The History & Restoration of Slindon Forge
The original Forge building you see today began life in the mid-19th century – (the exact date is unknown but no building is shown on the Tithe Map of 1837 and a small building is shown on the Ordnance Survey of 1879).
Initially, the building consisted of just the right-hand half of the building and may have been a wheelwright’s workshop (a blacksmith’s workshop and farriers stood in Dyers Lane at that stage).
The building was extended some time before the next Ordnance survey in 1896 – you can still ‘see the join’ in the brickwork today – and it is believed it became the village blacksmithy at that date.
The Forge was a thriving place at the heart of the village – but was sadly closed as a blacksmith’s workshop several years ago.
By 2009 this historically important and high profile village building was in a poor state of repair, and when Slindon Forge Society took over the lease on the building, major repairs were needed to stabilise the building and bring it up to scratch for its new use. We also built a major extension to house the café – and all the modern services were also sited in the extension to minimise alterations and changes to the historic fabric.
Our thanks to Nutbourne Construction, who undertook all the work, led by Dave Briant.
Restoring the original building
Key tasks involved solving a serious damp problem, underpinning the so-called ‘foundations’ (just a few bits of rubble and compacted soil mostly!) at various places and repair to brickwork (including the orginal hearth), improving the insulation, re-laying the floor and replacing the joinery.
The damp had many sources – but high soil level was one reason and this meant removing many tons of excess soil from around the building. And the building had been painted with modern non-breathable paints which trapped moisture in the walls, causing the brickwork to ‘spall’. One of the first steps was to strip this modern paint from both inside and out, and then replace and repair damaged bricks.
Then the floor needed to taken up and excavated to an unbelievable depth to get rid of a silly step in the middle of the building and allow us to install a proper level floor, offering sensible moisture control and insulation (a short sentence that covers a massively complicated procedure which included dismantling and rebuilding the forge hearth!).
Finally, the roof needed strengthening, by which time the building was probably in a better state of repair than it had ever been. It would have been MUCH cheaper and quicker to knock it down and start again – but of course that’s not the point.
We kept all the orginal bits on the walls and beams and together with the restored hearth you can still get a sense of the previous life of the building.
The design of the extension took some time to sort out – and there is a clear design ethos behind the look of the extension.
Firstly, the aim was to ensure the history of the building is self-evident – and thus the new extension LOOKS like a new extension, not an ‘in keeping’ pastiche of the original building.
Secondly, the siting, and roof line of the extension was carefully devised so the street-scape is largely unchanged and the original building is still the ‘hero’ of the site.
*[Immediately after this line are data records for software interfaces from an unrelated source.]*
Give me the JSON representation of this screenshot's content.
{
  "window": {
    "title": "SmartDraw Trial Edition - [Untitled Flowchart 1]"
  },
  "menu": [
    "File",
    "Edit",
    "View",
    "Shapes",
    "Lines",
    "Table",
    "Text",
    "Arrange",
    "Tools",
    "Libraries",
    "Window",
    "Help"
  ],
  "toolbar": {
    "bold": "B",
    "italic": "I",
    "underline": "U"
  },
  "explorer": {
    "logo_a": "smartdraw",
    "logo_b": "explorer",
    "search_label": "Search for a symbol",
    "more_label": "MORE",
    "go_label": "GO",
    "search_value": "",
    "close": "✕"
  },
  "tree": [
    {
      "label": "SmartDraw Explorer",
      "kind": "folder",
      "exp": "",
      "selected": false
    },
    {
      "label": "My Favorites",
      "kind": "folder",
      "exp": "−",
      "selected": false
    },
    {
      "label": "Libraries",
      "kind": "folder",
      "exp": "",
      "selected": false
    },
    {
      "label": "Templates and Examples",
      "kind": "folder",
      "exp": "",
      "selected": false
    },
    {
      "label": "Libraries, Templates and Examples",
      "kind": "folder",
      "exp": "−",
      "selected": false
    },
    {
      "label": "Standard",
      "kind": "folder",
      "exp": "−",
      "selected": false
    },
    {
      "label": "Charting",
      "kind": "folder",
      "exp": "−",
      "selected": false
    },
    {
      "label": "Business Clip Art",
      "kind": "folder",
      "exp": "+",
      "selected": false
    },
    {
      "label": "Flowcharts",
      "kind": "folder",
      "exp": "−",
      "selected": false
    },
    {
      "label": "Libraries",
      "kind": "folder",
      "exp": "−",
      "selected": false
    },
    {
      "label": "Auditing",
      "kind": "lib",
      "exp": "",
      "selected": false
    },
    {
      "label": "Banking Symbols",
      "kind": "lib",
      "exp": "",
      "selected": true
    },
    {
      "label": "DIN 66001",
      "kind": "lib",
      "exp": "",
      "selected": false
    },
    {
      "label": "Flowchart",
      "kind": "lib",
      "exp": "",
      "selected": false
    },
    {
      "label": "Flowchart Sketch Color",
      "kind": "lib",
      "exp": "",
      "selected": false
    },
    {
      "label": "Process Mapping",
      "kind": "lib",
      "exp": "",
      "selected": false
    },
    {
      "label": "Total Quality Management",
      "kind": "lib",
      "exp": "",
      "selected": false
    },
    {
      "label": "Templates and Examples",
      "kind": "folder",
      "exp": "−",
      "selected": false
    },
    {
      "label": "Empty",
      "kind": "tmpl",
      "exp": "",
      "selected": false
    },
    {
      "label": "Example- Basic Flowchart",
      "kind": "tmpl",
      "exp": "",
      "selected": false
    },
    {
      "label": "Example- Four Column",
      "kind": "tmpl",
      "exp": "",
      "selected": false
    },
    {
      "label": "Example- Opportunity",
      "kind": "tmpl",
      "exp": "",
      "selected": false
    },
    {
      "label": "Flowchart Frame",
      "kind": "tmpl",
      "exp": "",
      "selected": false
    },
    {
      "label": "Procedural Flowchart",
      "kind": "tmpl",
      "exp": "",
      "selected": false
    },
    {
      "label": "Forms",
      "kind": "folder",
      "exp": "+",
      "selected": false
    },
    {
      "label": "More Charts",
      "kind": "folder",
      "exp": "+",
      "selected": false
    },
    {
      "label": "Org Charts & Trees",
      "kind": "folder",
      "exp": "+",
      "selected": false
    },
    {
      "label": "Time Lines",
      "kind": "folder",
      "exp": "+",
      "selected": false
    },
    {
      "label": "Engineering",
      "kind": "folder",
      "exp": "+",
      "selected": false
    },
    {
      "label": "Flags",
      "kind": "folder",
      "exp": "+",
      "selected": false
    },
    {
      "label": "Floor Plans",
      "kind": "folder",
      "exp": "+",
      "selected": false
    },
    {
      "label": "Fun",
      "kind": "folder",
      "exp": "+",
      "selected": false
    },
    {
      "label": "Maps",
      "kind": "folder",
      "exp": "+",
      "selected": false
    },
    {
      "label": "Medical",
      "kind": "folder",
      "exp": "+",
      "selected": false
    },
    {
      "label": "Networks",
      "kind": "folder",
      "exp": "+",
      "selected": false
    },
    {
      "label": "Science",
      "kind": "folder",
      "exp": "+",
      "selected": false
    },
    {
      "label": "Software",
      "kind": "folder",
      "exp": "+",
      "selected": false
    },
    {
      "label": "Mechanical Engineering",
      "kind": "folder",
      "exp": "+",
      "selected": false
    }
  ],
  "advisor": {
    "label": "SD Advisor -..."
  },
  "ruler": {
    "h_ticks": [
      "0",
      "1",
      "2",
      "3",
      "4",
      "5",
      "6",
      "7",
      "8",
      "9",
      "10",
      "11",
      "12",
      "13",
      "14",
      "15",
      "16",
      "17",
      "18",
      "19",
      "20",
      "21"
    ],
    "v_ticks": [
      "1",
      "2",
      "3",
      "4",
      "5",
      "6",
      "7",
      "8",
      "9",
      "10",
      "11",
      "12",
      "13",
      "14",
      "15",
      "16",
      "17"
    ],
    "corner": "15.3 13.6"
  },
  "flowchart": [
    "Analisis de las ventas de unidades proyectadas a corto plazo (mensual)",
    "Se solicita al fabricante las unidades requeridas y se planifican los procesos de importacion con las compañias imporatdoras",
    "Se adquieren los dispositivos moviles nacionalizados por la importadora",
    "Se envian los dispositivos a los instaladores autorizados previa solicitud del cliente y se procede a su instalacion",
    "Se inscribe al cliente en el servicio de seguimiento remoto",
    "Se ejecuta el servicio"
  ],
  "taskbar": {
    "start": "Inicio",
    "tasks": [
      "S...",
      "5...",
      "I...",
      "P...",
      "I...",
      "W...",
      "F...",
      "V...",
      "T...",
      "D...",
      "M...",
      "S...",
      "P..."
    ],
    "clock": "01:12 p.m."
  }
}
And lastly we sought to apply the same approach to constructing the extension as the builders of the original Forge would have done. As artisans, they would have built a practical, working, no-nonsense unpretentious building from readily available and cheap materials. So that’s what we did with the extension – in essence it’s a very well insulated glorified shed made from the kinds of materials you’d find in any builders merchants. (Covers in our case).
Community Shop & Café
A group of villagers – headed by Mike Imms – developed a plan to take over the building, enhance, and add to it, and open it as a community shop, with a café adding much needed visitor attraction. Sllindon is a small village – too small to sustain a grocery shop; by adding a café, the idea was to provide an extra draw for villagers and, of course, for all the visitors to the village who come to enjoy the annual lambing at Gaston Farm, pumpkin display on Top Road and the many events organised by the National Trust, which is very active in the village.
To the original blacksmith’s building an annexe was built to house the café and kitchen, office and cloakroom.
Since The Forge opened in October 2012, the original Management Committee has changed, and members replaced by other volunteers. A manager has been in place since June 2015, with a team of staff, ably and generously aided by a team of volunteers.
There is always room for more volunteers to help!